Built in 1482, Ginkakuji was originally built near the Eastern Mountains of Kyoto as a retirement villa for Shōgun Ashikaga Yoshimasa. The initial plan was to make something similar to the famous Kinkakuji or Golden Pavilion, located near Kyoto’s northern mountains, which belong to Yoshimasa’s grandfather, Ashikaga Yoshimitsu. Instead of covering the pavilion with gold, Yoshimasa wanted to use silver. During its construction, the work had to stop due to the Ōnin War. The initial plan to cover the pavilion with silver was never completed before the death of Yoshimasa in 1490. It was then decided to leave the pavilion as it was when its owner died. The Pavilion was later transformed as a Zen temple.
Today Ginkakuji is famous not only for its main building but also for smaller temple buildings, a moss garden and a beautiful Zen garden in which the focus point is the sand mound representing Mount Fuji.
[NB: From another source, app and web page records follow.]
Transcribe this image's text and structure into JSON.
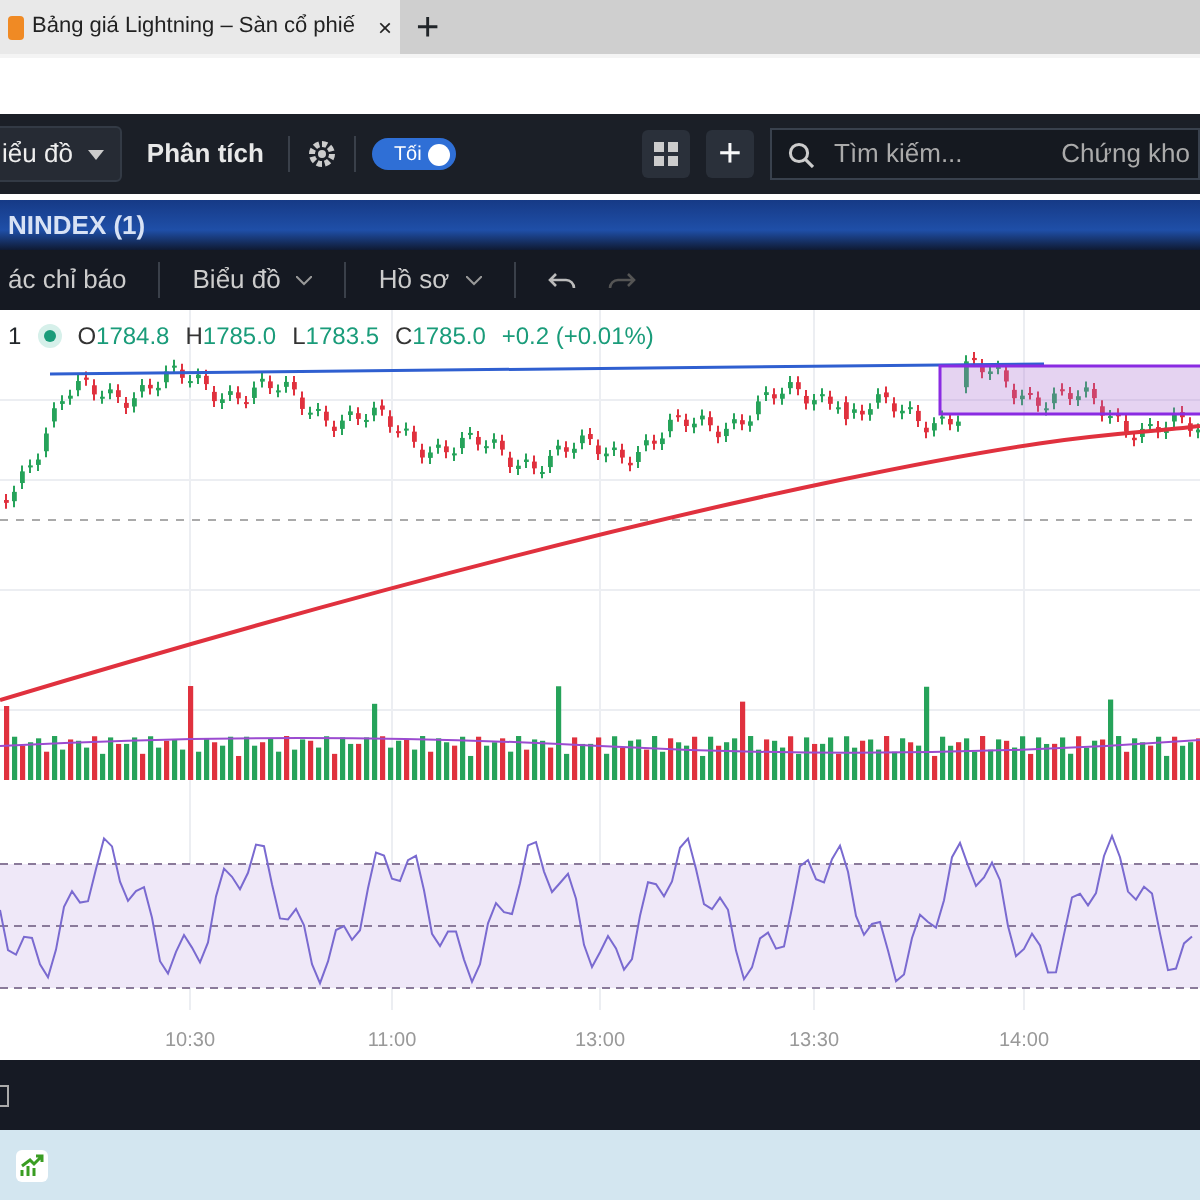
{
  "browser_tab": {
    "title": "Bảng giá Lightning – Sàn cổ phiế",
    "close": "×",
    "new_tab": "+"
  },
  "toolbar": {
    "chart_menu": "iểu đồ",
    "analysis": "Phân tích",
    "theme_toggle": {
      "label": "Tối",
      "on": true
    },
    "add": "+",
    "search": {
      "placeholder": "Tìm kiếm..."
    },
    "market": "Chứng kho"
  },
  "chart_header": {
    "title": "NINDEX (1)"
  },
  "chart_toolbar": [
    "ác chỉ báo",
    "Biểu đồ",
    "Hồ sơ"
  ],
  "legend": {
    "interval": "1",
    "ohlc": [
      {
        "label": "O",
        "value": "1784.8"
      },
      {
        "label": "H",
        "value": "1785.0"
      },
      {
        "label": "L",
        "value": "1783.5"
      },
      {
        "label": "C",
        "value": "1785.0"
      }
    ],
    "change": "+0.2 (+0.01%)"
  },
  "x_axis": [
    "10:30",
    "11:00",
    "13:00",
    "13:30",
    "14:00"
  ]
}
Around this mound are sand raked waves referring to a view from the moonlight. This garden requires the work of many employees truly dedicated keeping it in good condition, and you will surely see one of them when you visit the temple.
A visit at Ginkakuji offers visitors a nice break from the busy city. Visitors can slowly walk around the gardens, take pictures and enjoy the quiet atmosphere. It is not possible to enter to pavilion or any structures inside the site. Visitors are instead invited to walk outside and watch the main Pavilion from different views in the garden. I would not recommend visiting the Ginkakuji during a rainy day since the visit takes place outside.
If you are spending only a couple of days in Kyoto, visiting the Golden Pavilion might be more interesting. I would recommend visiting Ginkakuji only if you spend a long time in Kyoto, or as a second-trip option. I visited this Pavilion during my second trip to Kyoto and only visited the Golden Pavilion during my first trip there. In my opinion, the Kinkakuji is far more beautiful and also more recognizable in pictures.
Admission is 500 yen for adult and 300 yen for children. It is open from 8:30 to 17:30 and from 9:00 to 16:30 from December to February)